With an alumni list including A-listers like Cate Blanchett, Mel Gibson and Baz Luhrmann, NIDA is recognised as Australia’s premier finishing school for actors, designers, directors, costume and prop makers, writers, staging and technical production hopefuls. As such, students at the National Institute of Dramatic Arts are well used to tales of stellar success; often as told by graduates returning to direct their campus productions.
However, 2015’s mid-year production run includes one notable non-NIDA ring in, Force Majeure’s outgoing Director Kate Champion. Known for her work as a dancer and choreographer, Champion’s career has seen her drawn increasingly towards works that are neither strictly dance, nor purely theatrical; and it is this blend of disciplines that she is bringing to the third years’ production of a newly devised work called Not Who I Was.

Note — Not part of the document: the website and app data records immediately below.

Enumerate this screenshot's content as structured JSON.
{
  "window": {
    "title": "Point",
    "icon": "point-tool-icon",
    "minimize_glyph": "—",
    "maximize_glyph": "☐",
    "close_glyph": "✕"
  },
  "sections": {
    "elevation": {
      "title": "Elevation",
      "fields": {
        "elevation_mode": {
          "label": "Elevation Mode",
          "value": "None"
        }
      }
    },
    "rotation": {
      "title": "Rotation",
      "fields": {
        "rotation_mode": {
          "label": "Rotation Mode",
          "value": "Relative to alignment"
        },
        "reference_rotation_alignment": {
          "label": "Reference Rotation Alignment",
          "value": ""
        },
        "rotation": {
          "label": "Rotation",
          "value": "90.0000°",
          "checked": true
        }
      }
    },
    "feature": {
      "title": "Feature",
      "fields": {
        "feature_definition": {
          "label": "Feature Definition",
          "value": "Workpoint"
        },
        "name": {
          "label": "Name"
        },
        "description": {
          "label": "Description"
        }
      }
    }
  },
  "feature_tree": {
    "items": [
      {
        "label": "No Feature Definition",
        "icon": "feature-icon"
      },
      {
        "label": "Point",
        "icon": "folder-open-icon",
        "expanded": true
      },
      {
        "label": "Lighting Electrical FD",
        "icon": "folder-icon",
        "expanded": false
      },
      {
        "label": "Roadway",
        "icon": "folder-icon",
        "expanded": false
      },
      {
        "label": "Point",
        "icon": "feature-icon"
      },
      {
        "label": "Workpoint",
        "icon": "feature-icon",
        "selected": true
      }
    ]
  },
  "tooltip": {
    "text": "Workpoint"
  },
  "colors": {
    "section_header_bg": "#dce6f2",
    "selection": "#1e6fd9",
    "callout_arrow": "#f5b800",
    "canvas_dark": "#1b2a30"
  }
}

“I’m not doing a dance theatre piece though,” she declares upfront. “It’s more what you’d call a play with movement.”
In some ways, this is classic Champion. Ever the usurper of our expectations, she landed in the over-achieving world of NIDA with an agenda outside the textbook square. Normally, guest directors arrive on campus two months prior, work their charges intensively and then run into production. “But I said ‘well, that’s not how I work’. I normally develop work over a three year period, not full time obviously, so I suggested to NIDA that I try something similar; enter in with the students when they’re in first year, catch up in second and then make the work in third year.”
As it happens, this choice was a perfect fit for the work because Not Who I Was is a play about being a drama student. “What does it mean,” Champion asks, “to take on other people’s personalities while you’re still at a stage in life where you’re still developing your own personality? Y’know, what goes on in your head when you’re doing that at that age?”
From her position as an intermittently visiting outsider, Champion has been able to witness both the personal and professional development of the students she’s directing, as they have gone from “green” first years to more polished third years. Encapsulating the themes of the play, she observes, “By the end of [the course] you feel that you’re not the person you were when you first stepped into the place.”
That said, the experience is richer than the simple development and staging of a work. Her role at NIDA is clearly more ‘big sister’ than it would otherwise be with Force Majeure or a cast in a wholly professional setting. At the core of this, of course, sits the age old mentor/protégé dynamic; a relationship as rewarding for the elder as it is for the younger.
“It’s a bit like a condensed 7 Up,” Champion quips, (referencing Michael Apted’s long running biopic series), before adding, “There’s a freedom with working with students because I guess they’re not as set. They haven’t been exposed to as much, so they really go with me and trust me. It’s not that other people don’t, but they’re really much more of an open canvas. It’s really energising actually.”
Given that Not Who I Was is very much a play, rather than a movement piece, the choice of Champion to direct may seem odd at first. That is, until she outlines her basic working principle. “I will never not work physically,” she says. “Even when I’ve been working on straight plays, I find that movement informs acting in an incredible way, even for them just to be physically aware, whether it’s the tiniest gesture or even the distance they stand from another person. These things tell so much about relationship. Even if the movement in this play is very simple, it’s still very loaded and there’s still a dramatic through line.”
Against the backdrop of the current vogue for narrative in dance this is a fascinating perspective. The dancer/actor crossover is a much discussed phenomenon, but with Not Who I Was the pollination process appears to be working in reverse.
“Coming from a dance background, what I look for is what happens when actors don’t have words to say,” Champion observes. “They tend to overact their physicality, so I like to get them to trust the truth of it and to not embellish it because, y’know, I’ve seen dancers sit still on chairs in a way that no actor can emulate.”
Perhaps the most poignant parallel at work with Not Who I Was is that both cast and director stand at crossroads in their working lives: students in their final year, Champion just weeks away from the official end of her role with Force Majeure. “Yes well, it gets drummed into them that ninety percent of actors don’t get paid work,” Champion wryly notes. “Having been freelance and worked on independent projects and waitressed and done every odd job, I can say to them, ‘sure, that’s out there but now just forget about it and get out there and do your thing’. It will be a hell of a lot more interesting than most other jobs out there.”
In a contemporary climate where funding is being squeezed and the mantras of economics and the myopic reductionism of marketing are dominant, it is a timely and inspiring call to action. Just what you might expect from a ‘champion’ of the creative life; pun very much intended.
Champion’s Not Who I Was will run from June 16-24 at NIDA Theatres. For information and tickets visit www.nida.edu.au/events/nida-presents/not-who-i-was.
By Paul Ransom of Dance Informa.
Photo (top): Kate Champion. Photo courtesy of Kate Champion.